Kazuo Ishiguro and the Remains of Empire


Having won the 2017 Nobel Prize for Literature, Kazuo Ishiguro’s international status is more secure than ever. The prestige of this prize, however, serves to shore up its own institutional capital, citing Ishiguro’s allegedly universal humanism to do so while belying the kind of critical work that his novels actually carry out. This essay reads When We Were Orphans (2000), set between the turn of the twentieth century and the Second World War and focused on the opium trade in Shanghai, to show how the novel critically engages with the neocolonial conditions of its present. Read in light of Paul Gilroy’s notion of “postcolonial melancholia,” I argue that Ishiguro’s novel intervenes in the economic abuses afforded by unregulated multinational capitalism—structures that reflect the continuing legacies of colonialism itself—and that, ultimately, the novel locates alternative future forms of international belonging from within the degradations of an exploitative colonial history.

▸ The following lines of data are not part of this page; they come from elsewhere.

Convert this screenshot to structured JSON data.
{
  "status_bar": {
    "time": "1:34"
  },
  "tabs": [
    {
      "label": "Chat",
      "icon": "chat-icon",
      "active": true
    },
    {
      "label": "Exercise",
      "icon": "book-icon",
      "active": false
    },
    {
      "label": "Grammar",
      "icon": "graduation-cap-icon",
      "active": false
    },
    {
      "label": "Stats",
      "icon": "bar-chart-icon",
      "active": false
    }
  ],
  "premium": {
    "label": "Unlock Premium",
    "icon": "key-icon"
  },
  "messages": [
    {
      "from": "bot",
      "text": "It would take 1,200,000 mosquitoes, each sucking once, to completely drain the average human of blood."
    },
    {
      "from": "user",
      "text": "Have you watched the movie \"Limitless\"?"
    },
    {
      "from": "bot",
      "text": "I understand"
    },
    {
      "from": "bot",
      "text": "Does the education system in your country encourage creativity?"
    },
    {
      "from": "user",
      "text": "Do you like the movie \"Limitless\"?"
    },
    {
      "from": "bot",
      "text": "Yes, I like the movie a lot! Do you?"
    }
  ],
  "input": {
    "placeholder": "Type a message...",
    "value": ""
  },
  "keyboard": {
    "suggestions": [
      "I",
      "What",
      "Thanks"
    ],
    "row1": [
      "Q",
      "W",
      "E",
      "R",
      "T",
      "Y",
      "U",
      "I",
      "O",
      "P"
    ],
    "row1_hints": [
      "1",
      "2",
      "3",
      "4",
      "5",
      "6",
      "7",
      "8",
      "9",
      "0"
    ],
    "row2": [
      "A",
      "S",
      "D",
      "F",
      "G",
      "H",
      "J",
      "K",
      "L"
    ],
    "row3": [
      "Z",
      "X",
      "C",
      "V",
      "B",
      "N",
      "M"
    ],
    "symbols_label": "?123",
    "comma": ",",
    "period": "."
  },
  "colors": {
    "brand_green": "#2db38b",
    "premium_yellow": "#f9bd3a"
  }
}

Publication Title

Critique - Studies in Contemporary Fiction